▸ **Directions**
All lines below containing "screenshot" are to be listed.

▸ **Record excerpts**
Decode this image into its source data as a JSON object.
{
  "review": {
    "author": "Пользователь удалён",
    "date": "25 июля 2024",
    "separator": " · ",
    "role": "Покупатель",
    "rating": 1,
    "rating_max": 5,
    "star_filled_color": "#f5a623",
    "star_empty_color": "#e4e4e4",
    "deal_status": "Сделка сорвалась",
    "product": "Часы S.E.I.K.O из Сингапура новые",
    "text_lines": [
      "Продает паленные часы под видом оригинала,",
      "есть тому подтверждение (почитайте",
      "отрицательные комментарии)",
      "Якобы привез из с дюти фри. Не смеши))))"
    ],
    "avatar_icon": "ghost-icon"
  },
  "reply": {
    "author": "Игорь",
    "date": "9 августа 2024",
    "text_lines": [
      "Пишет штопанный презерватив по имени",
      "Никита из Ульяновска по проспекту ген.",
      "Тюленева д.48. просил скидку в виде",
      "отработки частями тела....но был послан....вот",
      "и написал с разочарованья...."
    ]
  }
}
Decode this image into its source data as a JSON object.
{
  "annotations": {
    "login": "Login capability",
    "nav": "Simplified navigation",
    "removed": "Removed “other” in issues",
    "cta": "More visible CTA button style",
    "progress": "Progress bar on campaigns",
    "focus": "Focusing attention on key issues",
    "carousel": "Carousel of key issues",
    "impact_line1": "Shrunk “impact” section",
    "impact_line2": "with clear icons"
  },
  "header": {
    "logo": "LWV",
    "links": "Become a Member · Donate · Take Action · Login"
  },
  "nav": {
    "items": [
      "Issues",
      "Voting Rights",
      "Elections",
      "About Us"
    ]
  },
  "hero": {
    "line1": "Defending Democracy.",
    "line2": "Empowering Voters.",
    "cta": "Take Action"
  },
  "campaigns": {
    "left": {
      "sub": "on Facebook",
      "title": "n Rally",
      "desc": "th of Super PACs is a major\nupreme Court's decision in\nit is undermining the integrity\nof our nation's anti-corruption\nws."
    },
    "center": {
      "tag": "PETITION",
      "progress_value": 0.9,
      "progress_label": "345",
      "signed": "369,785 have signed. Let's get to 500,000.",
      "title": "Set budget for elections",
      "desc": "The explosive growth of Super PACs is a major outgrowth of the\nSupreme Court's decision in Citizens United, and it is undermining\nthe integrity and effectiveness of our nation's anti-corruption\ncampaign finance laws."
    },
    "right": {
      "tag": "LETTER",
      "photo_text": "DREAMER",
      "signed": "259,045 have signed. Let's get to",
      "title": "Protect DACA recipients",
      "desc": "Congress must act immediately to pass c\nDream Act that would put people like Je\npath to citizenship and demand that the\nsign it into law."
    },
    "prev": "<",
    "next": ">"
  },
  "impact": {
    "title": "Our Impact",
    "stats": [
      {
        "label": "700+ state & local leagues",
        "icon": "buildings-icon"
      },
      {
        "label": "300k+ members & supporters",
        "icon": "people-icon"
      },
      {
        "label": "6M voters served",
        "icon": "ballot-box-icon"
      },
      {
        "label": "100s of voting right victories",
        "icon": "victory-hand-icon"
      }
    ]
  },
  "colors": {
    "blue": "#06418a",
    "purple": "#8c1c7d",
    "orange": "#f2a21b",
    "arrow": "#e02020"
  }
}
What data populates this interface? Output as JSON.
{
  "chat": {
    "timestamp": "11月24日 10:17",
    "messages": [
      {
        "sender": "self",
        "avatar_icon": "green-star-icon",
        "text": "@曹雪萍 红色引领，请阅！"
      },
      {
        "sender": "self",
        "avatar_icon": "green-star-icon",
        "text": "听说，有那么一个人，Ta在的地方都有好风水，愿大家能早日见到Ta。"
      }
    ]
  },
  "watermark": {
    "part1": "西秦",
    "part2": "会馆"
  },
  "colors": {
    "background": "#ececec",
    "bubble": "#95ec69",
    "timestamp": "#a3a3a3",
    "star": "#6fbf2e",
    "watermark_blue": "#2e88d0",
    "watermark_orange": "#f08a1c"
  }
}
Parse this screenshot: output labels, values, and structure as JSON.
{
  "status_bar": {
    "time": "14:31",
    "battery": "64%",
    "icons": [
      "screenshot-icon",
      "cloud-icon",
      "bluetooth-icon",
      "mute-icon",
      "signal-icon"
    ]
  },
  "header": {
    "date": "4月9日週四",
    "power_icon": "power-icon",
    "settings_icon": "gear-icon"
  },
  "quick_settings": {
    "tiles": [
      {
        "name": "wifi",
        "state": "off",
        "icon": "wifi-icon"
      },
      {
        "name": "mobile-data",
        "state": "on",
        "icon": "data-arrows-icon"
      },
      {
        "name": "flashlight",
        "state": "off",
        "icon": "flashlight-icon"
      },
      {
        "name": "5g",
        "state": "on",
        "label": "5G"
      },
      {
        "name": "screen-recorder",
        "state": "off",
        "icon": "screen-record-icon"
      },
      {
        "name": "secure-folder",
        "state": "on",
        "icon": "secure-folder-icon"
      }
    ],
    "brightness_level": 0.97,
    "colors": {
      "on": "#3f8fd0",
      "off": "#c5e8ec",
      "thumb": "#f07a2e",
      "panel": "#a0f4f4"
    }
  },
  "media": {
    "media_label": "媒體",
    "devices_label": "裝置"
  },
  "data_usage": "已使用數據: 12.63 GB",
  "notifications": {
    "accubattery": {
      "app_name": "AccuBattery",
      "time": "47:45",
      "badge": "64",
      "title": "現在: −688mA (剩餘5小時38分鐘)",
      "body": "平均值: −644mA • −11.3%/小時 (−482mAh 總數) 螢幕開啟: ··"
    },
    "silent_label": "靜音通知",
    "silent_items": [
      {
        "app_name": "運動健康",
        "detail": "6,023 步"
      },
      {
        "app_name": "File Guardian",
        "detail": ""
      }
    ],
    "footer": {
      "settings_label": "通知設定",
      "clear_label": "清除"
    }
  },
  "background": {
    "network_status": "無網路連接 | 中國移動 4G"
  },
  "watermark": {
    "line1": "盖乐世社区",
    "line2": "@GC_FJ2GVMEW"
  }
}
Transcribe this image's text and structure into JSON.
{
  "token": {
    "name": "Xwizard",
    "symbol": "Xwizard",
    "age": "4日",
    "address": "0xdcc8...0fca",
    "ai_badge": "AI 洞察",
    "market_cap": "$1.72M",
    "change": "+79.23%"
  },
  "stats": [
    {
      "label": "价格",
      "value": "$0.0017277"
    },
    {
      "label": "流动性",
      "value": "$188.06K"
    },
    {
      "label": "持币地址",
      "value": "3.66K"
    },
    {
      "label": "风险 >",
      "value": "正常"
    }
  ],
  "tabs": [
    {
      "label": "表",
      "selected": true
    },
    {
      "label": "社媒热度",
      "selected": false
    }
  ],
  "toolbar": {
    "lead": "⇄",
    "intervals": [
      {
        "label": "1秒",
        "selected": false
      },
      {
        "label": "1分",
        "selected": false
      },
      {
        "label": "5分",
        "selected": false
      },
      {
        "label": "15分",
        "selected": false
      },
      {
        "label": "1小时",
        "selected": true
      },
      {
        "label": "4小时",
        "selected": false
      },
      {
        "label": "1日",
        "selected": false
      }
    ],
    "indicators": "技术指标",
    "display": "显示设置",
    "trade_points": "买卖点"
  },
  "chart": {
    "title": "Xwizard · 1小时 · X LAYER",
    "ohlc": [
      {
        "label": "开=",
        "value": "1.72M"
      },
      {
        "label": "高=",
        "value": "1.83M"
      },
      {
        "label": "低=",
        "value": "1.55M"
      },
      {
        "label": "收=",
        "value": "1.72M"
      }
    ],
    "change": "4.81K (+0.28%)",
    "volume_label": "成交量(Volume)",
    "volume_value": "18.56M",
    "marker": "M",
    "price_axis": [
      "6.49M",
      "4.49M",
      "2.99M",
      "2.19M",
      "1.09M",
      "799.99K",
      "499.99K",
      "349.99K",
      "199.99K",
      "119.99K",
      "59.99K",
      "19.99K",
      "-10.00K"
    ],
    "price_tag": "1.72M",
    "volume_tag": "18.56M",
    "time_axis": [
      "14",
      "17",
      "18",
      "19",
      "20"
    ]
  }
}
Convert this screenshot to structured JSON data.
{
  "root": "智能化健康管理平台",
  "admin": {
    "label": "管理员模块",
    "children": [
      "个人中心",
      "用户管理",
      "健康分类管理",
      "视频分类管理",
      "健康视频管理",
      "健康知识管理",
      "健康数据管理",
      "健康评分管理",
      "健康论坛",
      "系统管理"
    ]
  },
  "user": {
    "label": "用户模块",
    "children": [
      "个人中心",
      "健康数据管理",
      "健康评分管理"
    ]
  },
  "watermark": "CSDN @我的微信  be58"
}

▸ **Solution for this problem**
Parse this screenshot: output labels, values, and structure as JSON.
      "screenshot-icon",
Convert this screenshot to structured JSON data.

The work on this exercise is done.